Online Music Video Calls Unilever's Bluff on Social Responsibility
31st July 2015
Social activists expose Unilever and CEO Paul Polman's hypocrisy with spoof of Nicki Minaj's 'Anaconda' song.
30 July, 2015. CHENNAI — Having reached its target of 5000 signatures in less than a week, a petition hosted by online campaigning platform Jhatkaa.org urging Unilever to settle the company's mercury-related liabilities in Kodaikanal got a major boost today with the launch of a music video titled "Kodaikanal won't. . ." Written by Chennai-born rapper Sofia Ashraf and set to Nicki Minaj's "Anaconda," this song is being used by social activists to expose Unilever's claims to responsibility as hypocritical. Unilever's mercury thermometer factory in the South Indian hill town of Kodaikanal was shut down in 2001 for environmental violations. For 14 years, the company has ignored demands for remediation of its mercury-contaminated site and compensation of mercury-affected workers.
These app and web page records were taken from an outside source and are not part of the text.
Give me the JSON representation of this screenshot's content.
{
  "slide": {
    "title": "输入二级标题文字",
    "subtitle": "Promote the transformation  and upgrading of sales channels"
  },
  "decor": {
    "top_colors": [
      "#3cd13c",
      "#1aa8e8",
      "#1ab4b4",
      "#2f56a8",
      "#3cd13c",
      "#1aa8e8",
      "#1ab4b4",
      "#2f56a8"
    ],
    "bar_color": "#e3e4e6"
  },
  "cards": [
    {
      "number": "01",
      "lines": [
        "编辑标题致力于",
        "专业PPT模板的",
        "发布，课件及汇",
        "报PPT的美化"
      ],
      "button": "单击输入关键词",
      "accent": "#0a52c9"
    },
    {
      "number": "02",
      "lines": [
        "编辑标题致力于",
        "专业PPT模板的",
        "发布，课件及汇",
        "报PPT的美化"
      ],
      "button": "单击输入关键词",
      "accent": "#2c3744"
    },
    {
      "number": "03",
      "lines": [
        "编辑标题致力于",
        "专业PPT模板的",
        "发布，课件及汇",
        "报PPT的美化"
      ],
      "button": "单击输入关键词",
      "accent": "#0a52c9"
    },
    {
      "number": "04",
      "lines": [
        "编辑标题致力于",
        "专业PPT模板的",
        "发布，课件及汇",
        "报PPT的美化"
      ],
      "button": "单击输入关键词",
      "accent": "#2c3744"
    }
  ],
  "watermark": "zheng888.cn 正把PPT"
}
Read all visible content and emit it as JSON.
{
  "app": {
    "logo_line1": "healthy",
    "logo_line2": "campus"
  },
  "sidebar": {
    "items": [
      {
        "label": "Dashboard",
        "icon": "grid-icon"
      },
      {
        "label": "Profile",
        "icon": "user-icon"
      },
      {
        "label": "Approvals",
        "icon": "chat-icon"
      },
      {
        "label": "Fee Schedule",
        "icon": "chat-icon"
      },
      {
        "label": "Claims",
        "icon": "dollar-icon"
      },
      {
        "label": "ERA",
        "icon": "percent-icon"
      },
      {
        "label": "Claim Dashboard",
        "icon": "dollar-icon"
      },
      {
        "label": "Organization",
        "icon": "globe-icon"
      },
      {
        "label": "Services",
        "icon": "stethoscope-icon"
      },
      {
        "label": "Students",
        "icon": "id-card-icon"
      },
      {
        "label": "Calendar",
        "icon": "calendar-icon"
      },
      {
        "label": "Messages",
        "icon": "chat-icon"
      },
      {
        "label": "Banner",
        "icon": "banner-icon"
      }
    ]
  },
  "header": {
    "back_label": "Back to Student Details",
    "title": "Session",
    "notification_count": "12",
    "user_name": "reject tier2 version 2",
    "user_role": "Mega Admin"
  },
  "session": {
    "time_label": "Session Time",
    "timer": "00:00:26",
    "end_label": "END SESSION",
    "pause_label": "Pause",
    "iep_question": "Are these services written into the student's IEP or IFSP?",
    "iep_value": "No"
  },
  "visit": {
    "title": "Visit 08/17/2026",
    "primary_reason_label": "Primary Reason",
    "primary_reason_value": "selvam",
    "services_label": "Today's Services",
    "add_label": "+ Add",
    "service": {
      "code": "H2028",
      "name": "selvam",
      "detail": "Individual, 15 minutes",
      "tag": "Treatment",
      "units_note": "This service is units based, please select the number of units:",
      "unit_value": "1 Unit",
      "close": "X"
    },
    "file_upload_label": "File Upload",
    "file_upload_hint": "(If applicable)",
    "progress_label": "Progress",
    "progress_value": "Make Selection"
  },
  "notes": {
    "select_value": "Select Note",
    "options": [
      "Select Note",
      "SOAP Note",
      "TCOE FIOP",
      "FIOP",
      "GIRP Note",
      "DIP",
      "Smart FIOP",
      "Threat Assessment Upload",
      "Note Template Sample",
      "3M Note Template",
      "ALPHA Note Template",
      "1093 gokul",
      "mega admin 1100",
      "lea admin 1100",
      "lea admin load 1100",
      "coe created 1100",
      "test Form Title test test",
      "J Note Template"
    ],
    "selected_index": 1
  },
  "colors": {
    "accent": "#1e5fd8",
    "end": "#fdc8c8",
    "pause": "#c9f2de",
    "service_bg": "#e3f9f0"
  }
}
Unilever CEO Paul Polman urges other corporates to follow his lead on business as a force for good. In Kodaikanal, he has failed to walk his talk.
The music video was uploaded to Youtube by eminent Carnatic vocalist T.M. Krishna at an event titled "Union Carbide to Unilever: The Myth of Corporate Responsibility." Ex-workers and video director Rathindran Prasad spoke at the event.
"The music video speaks the language of today's English-speaking youth who constitute a substantial chunk of Unilever's consumer base. With its punchy lyrics and fantastically pieced together visuals, the video has all the potential to go viral," said T.M. Krishna.
'Swayer Corporation', Rathindran's other production screened at the event, is a story of a young activist out to kill the CEO of a bad and evil chemical corporation. En route to his target, he meets an old man. His world begins to crumble as conversations unfold. The film that was first screened in Cannes 2015, and the music video set the tone for a discussion on whether corporations could ever behave as socially responsible entities.
Unilever spends $8 billion on marketing itself as a socially responsible company. Even a day's budget would be more than sufficient to start addressing its liabilities in Kodaikanal. "For all its talk of social responsibility, Unilever has behaved no different from Union Carbide in Bhopal," said Nityanand Jayaraman, a Chennai-based writer and social activist.
"Unilever prides itself in its image and is very active on social media, but it has done nothing to prevent this public relations nightmare from exploding," said Sonam Mittal, campaigner with Jhatkaa.org.